=== Section Start ===
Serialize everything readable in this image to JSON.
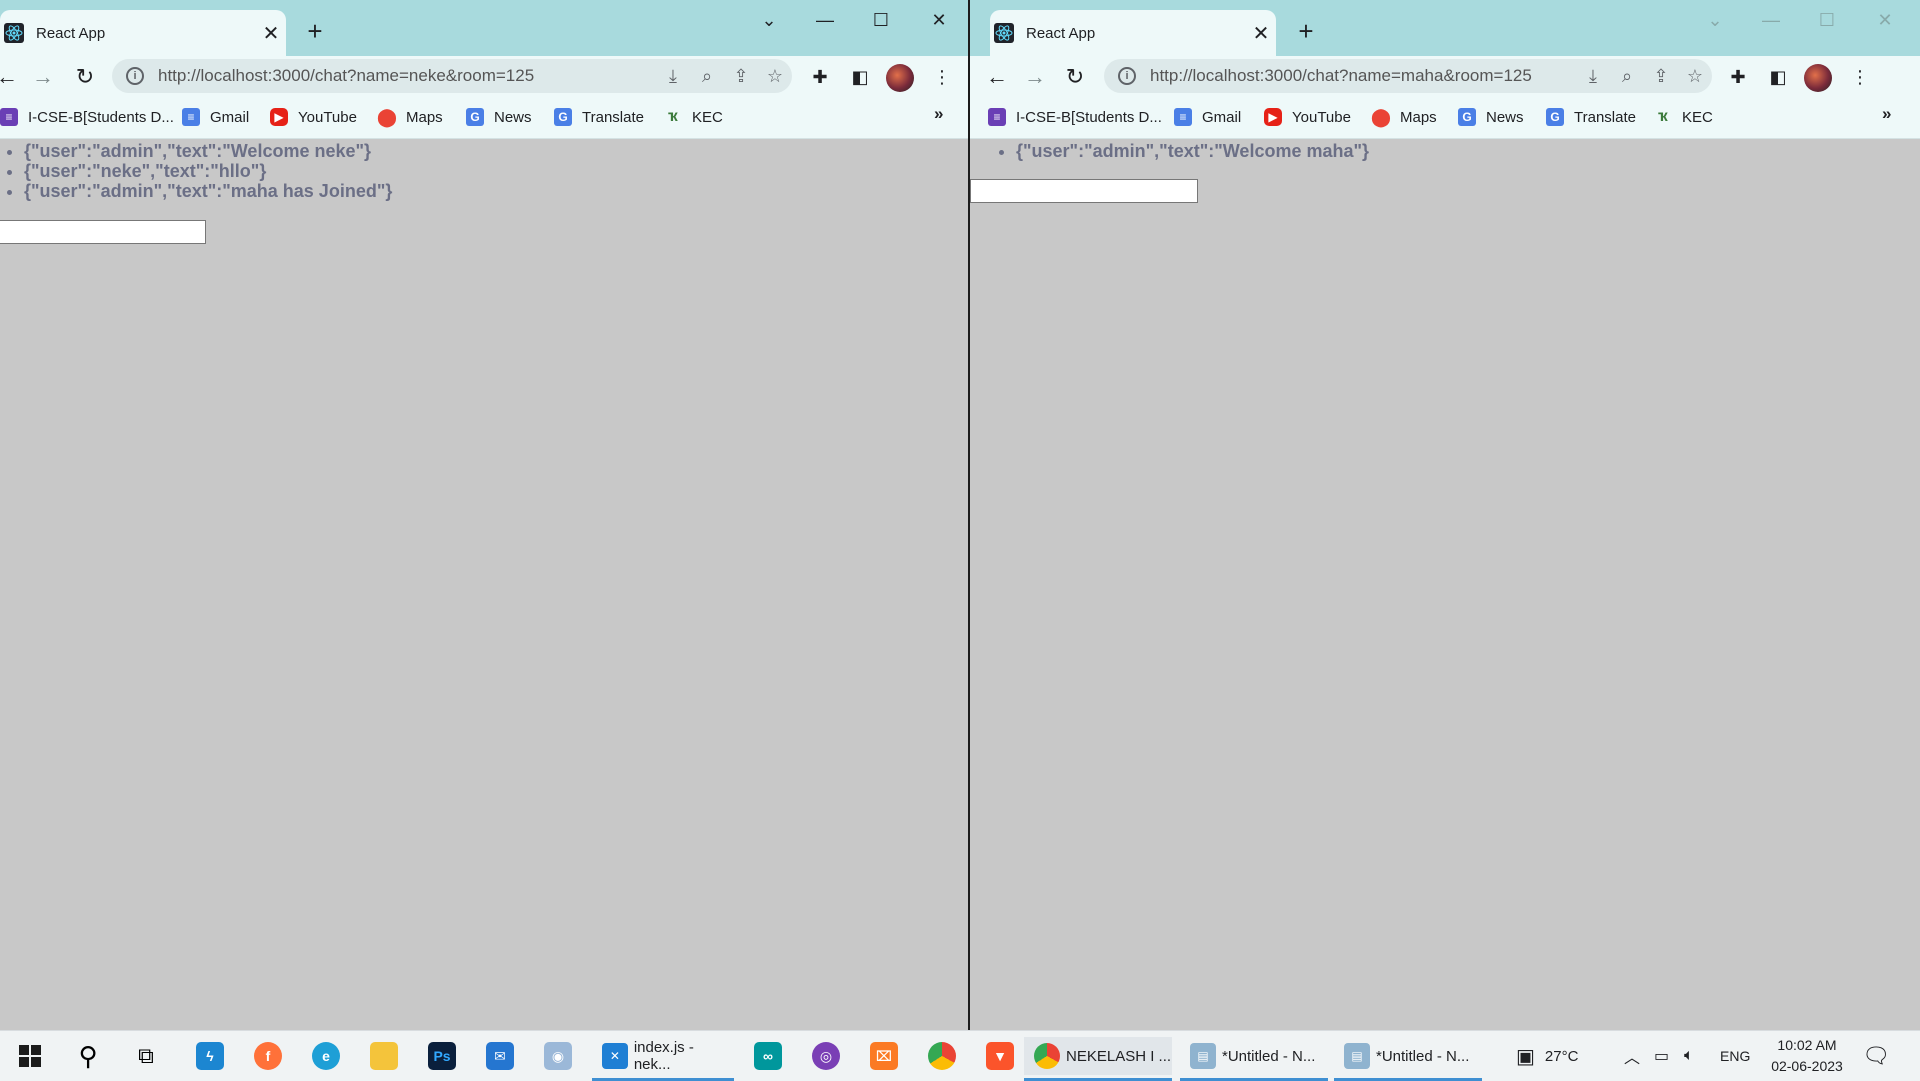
{
  "left_window": {
    "tab_title": "React App",
    "url": "http://localhost:3000/chat?name=neke&room=125",
    "messages": [
      "{\"user\":\"admin\",\"text\":\"Welcome neke\"}",
      "{\"user\":\"neke\",\"text\":\"hllo\"}",
      "{\"user\":\"admin\",\"text\":\"maha has Joined\"}"
    ],
    "input_value": ""
  },
  "right_window": {
    "tab_title": "React App",
    "url": "http://localhost:3000/chat?name=maha&room=125",
    "messages": [
      "{\"user\":\"admin\",\"text\":\"Welcome maha\"}"
    ],
    "input_value": ""
  },
  "bookmarks": [
    {
      "label": "I-CSE-B[Students D...",
      "icon": "forms-icon",
      "color": "#6a3fb5"
    },
    {
      "label": "Gmail",
      "icon": "docs-icon",
      "color": "#4a7fe6"
    },
    {
      "label": "YouTube",
      "icon": "youtube-icon",
      "color": "#e62117"
    },
    {
      "label": "Maps",
      "icon": "maps-pin-icon",
      "color": "#34a853"
    },
    {
      "label": "News",
      "icon": "google-news-icon",
      "color": "#4a7fe6"
    },
    {
      "label": "Translate",
      "icon": "translate-icon",
      "color": "#4a7fe6"
    },
    {
      "label": "KEC",
      "icon": "kec-icon",
      "color": "#3b7a3b"
    }
  ],
  "bookmarks_overflow": "»",
  "taskbar": {
    "apps": [
      {
        "label": "index.js - nek...",
        "icon": "vscode-icon"
      },
      {
        "label": "NEKELASH I ...",
        "icon": "chrome-icon"
      },
      {
        "label": "*Untitled - N...",
        "icon": "notepad-icon"
      },
      {
        "label": "*Untitled - N...",
        "icon": "notepad-icon"
      }
    ],
    "weather": "27°C",
    "language": "ENG",
    "time": "10:02 AM",
    "date": "02-06-2023"
  },
  "colors": {
    "tabstrip": "#a8dadd",
    "toolbar": "#eef9f9",
    "page_bg": "#c8c8c8",
    "message_text": "#6b6f86"
  }
}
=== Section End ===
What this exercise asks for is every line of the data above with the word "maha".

      "{\"user\":\"admin\",\"text\":\"maha has Joined\"}"
    "url": "http://localhost:3000/chat?name=maha&room=125",
      "{\"user\":\"admin\",\"text\":\"Welcome maha\"}"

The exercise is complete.